Instructions for the task ▸ Within the data below, copy each line where the string "Enter" is found.

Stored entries
- - -

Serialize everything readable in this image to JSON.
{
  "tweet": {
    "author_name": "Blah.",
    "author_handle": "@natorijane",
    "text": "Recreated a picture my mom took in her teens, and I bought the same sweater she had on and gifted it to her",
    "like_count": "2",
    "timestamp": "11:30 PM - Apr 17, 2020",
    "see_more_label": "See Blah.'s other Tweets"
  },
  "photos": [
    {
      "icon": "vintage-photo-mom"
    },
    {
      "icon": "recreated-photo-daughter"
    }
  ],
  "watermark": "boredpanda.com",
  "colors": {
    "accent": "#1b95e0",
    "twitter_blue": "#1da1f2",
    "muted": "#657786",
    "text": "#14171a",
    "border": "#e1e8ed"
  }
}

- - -

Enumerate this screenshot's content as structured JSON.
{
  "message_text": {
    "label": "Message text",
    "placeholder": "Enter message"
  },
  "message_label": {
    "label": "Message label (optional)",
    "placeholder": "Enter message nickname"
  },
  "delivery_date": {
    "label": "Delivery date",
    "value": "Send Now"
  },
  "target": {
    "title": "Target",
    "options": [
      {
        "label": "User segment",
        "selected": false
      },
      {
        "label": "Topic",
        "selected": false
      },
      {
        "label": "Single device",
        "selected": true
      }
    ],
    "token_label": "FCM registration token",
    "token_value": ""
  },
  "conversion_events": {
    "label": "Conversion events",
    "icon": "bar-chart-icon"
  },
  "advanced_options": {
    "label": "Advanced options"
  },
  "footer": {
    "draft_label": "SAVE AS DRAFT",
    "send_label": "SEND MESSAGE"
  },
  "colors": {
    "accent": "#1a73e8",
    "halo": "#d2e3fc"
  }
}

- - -

Final answer ▸
    "placeholder": "Enter message"
    "placeholder": "Enter message nickname"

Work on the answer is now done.